YOUR ASSIGNMENT: Beginning with the first line below, output every record verbatim and leave out the images.

RECORDED DATA:
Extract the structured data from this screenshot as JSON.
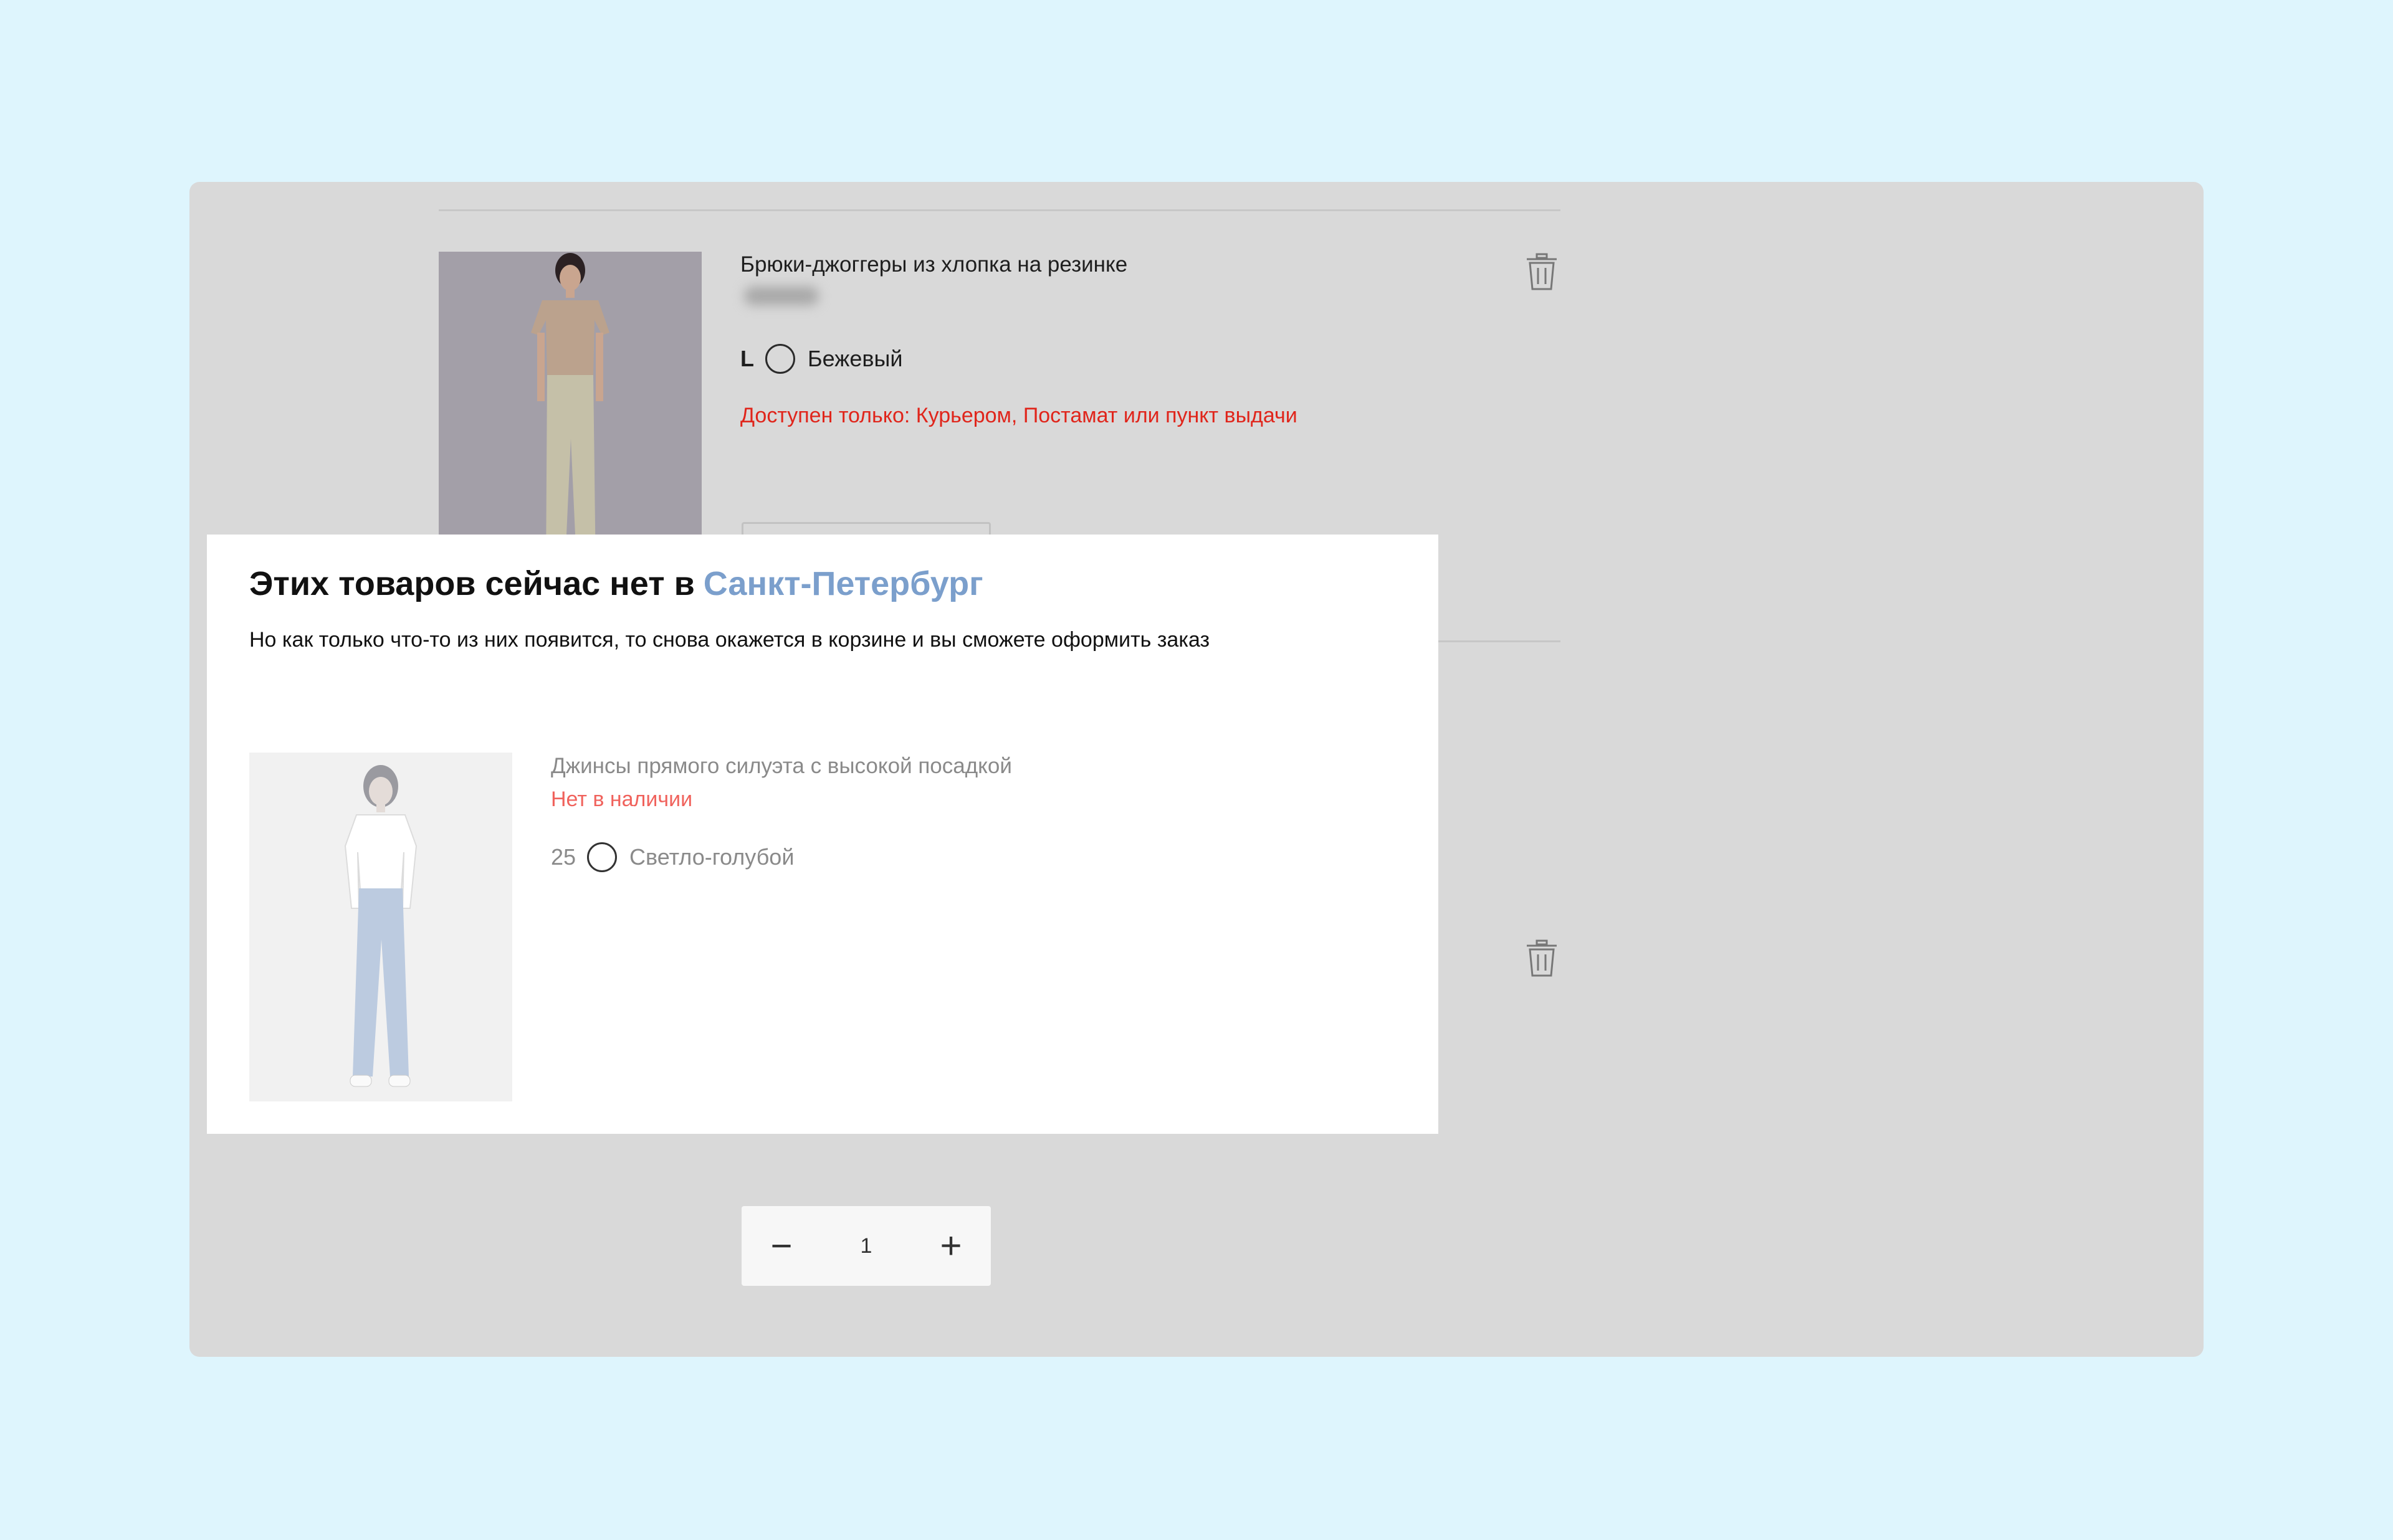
{
  "cart": {
    "items": [
      {
        "name": "Брюки-джоггеры из хлопка на резинке",
        "size": "L",
        "color_name": "Бежевый",
        "availability": "Доступен только: Курьером, Постамат или пункт выдачи",
        "quantity": "1",
        "decrement_label": "−",
        "increment_label": "+"
      }
    ]
  },
  "unavailable": {
    "title": "Этих товаров сейчас нет в",
    "city": "Санкт-Петербург",
    "subtitle": "Но как только что-то из них появится, то снова окажется в корзине и вы сможете оформить заказ",
    "items": [
      {
        "name": "Джинсы прямого силуэта с высокой посадкой",
        "status": "Нет в наличии",
        "size": "25",
        "color_name": "Светло-голубой",
        "quantity": "1",
        "decrement_label": "−",
        "increment_label": "+"
      }
    ]
  },
  "colors": {
    "page_background": "#def5fd",
    "overlay": "#d9d9d9",
    "alert_red": "#e0251b",
    "city_link": "#7b9fcc"
  },
  "icons": [
    "trash-icon",
    "trash-icon"
  ]
}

EXERCISE SOLUTION:
Extract the structured data from this screenshot as JSON.
{
  "cart": {
    "items": [
      {
        "name": "Брюки-джоггеры из хлопка на резинке",
        "size": "L",
        "color_name": "Бежевый",
        "availability": "Доступен только: Курьером, Постамат или пункт выдачи",
        "quantity": "1",
        "decrement_label": "−",
        "increment_label": "+"
      }
    ]
  },
  "unavailable": {
    "title": "Этих товаров сейчас нет в",
    "city": "Санкт-Петербург",
    "subtitle": "Но как только что-то из них появится, то снова окажется в корзине и вы сможете оформить заказ",
    "items": [
      {
        "name": "Джинсы прямого силуэта с высокой посадкой",
        "status": "Нет в наличии",
        "size": "25",
        "color_name": "Светло-голубой",
        "quantity": "1",
        "decrement_label": "−",
        "increment_label": "+"
      }
    ]
  },
  "colors": {
    "page_background": "#def5fd",
    "overlay": "#d9d9d9",
    "alert_red": "#e0251b",
    "city_link": "#7b9fcc"
  },
  "icons": [
    "trash-icon",
    "trash-icon"
  ]
}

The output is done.